Many polls taken prior to the election by the U.S. Chamber of Commerce and organizations like the NFIB showed that businesses -- especially small ones -- favored the president and other Republicans in Congress over their Democratic challengers because of their focus on key issues like tax cuts, homeland security, healthcare and tort reform.
"NFIB members are delighted with the results of their efforts in the U.S. Congress, and we're anxiously awaiting the results of the final few elections," said NFIB President Jack Faris on the organization's website on Nov. 3. "It shows decisively that Americans believe that candidates supported by small business are leading the country in the right direction. It makes sense -- health care, jobs and a fair legal system are concerns of all Americans."
These sentiments were echoed by TEC International, an executive group with over 10,000 members, and the U.S. Chamber of Commerce. "I think small business views this as a pretty favorable outcome. Over 70% of our membership had indicated that they were in favor of Bush over Kerry," said Dan Barnett, chief operating officer of TEC. Barnett cited Bush's effect on interest rates and taxes as two reasons TEC members supported his re-election.
"He gets high marks, especially in the regulatory area and in taxes," said Giovanni Coratolo, the director of small business policy for the U.S. Chamber. With that in mind, Coratolo expects Bush to continue in this vein and address the agenda items the Chamber has pushed, including tort reform, health care, and regulatory issues. "His whole philosophy is to create an environment where small businesses can flourish."

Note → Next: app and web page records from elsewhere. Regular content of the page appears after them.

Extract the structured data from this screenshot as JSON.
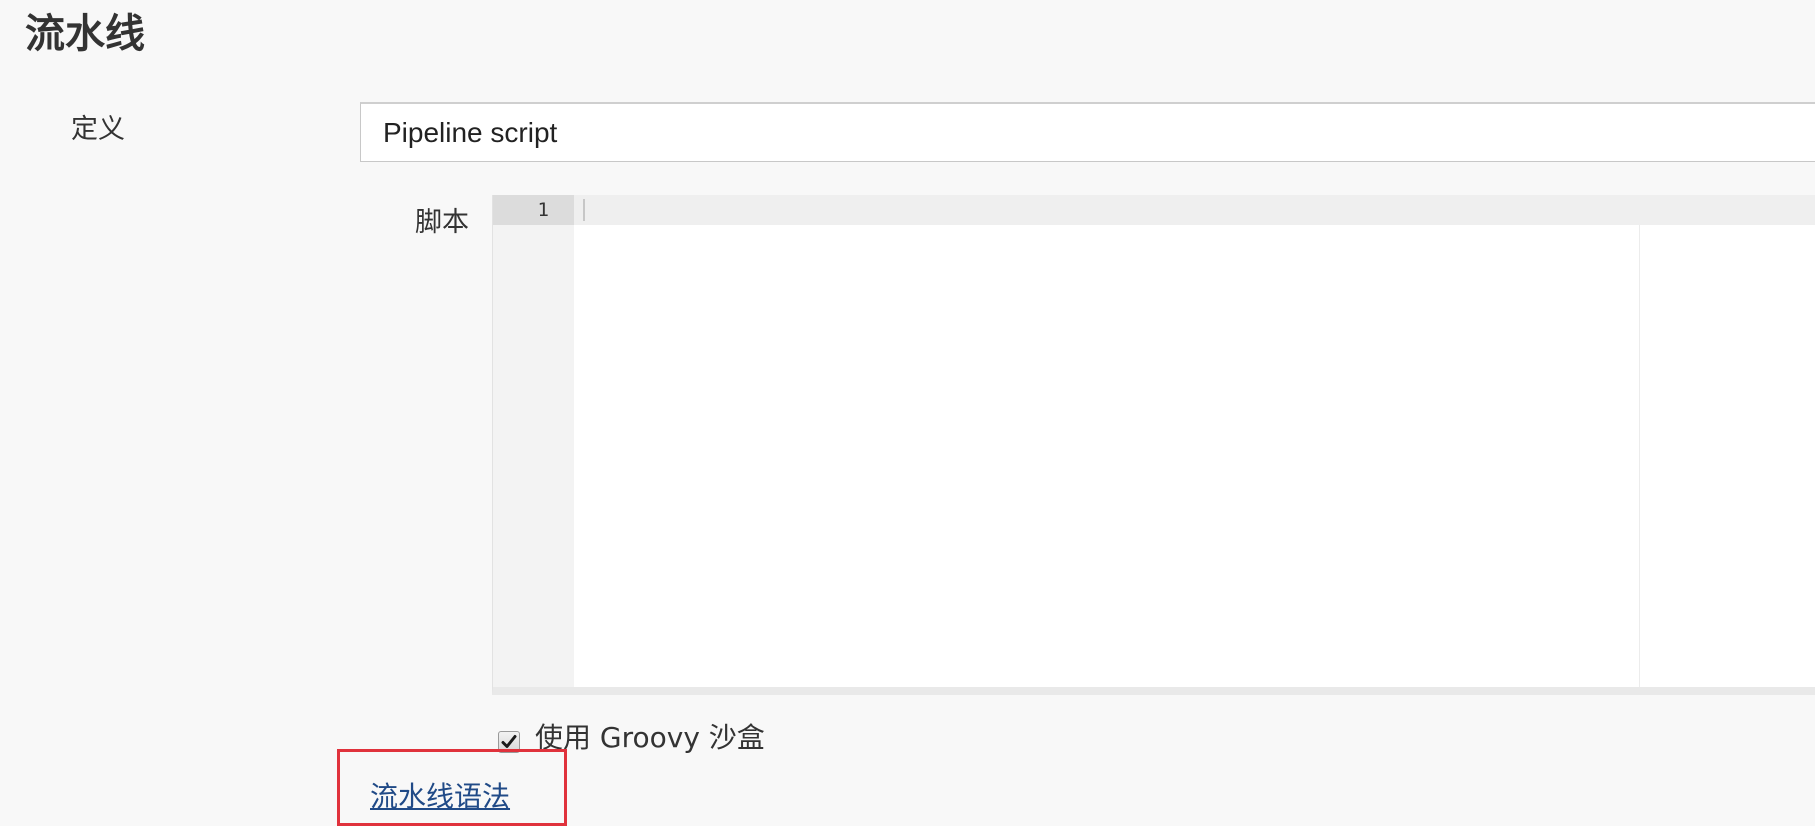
{
  "section": {
    "title": "流水线"
  },
  "definition": {
    "label": "定义",
    "selected_value": "Pipeline script"
  },
  "script": {
    "label": "脚本",
    "line_numbers": [
      "1"
    ],
    "content": ""
  },
  "groovy_sandbox": {
    "label": "使用 Groovy 沙盒",
    "checked": true,
    "check_icon": "check-icon"
  },
  "pipeline_syntax": {
    "link_text": "流水线语法"
  },
  "colors": {
    "background": "#f8f8f8",
    "link": "#204a87",
    "highlight_border": "#e0323c",
    "editor_gutter": "#f3f3f3"
  }
}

Now that Bush has another four years ahead of him, and at least two more years of a majority in Congress, many businesses are looking forward to President Bush delivering on some of his key, business-friendly promises. Sectors like pharmaceuticals, health care, energy, financial services, defense and telecommunications promise to continue to receive government funding and attention as the president's administration seeks to win the war on terror, rescue social security, provide access to affordable health insurance and prescription drugs and get the price of oil under control.
At the same time, companies in the biotechnology, transportation and environmental service sectors that might have been looking for renewed support from a Democratic president could be left disappointed.
Darren Dahl is a contributing editor at Inc. magazine, which he has written for since 2004. He also works as a collaborative writer and editor and has partnered with several high-profile authors. Dahl lives in Asheville, North Carolina.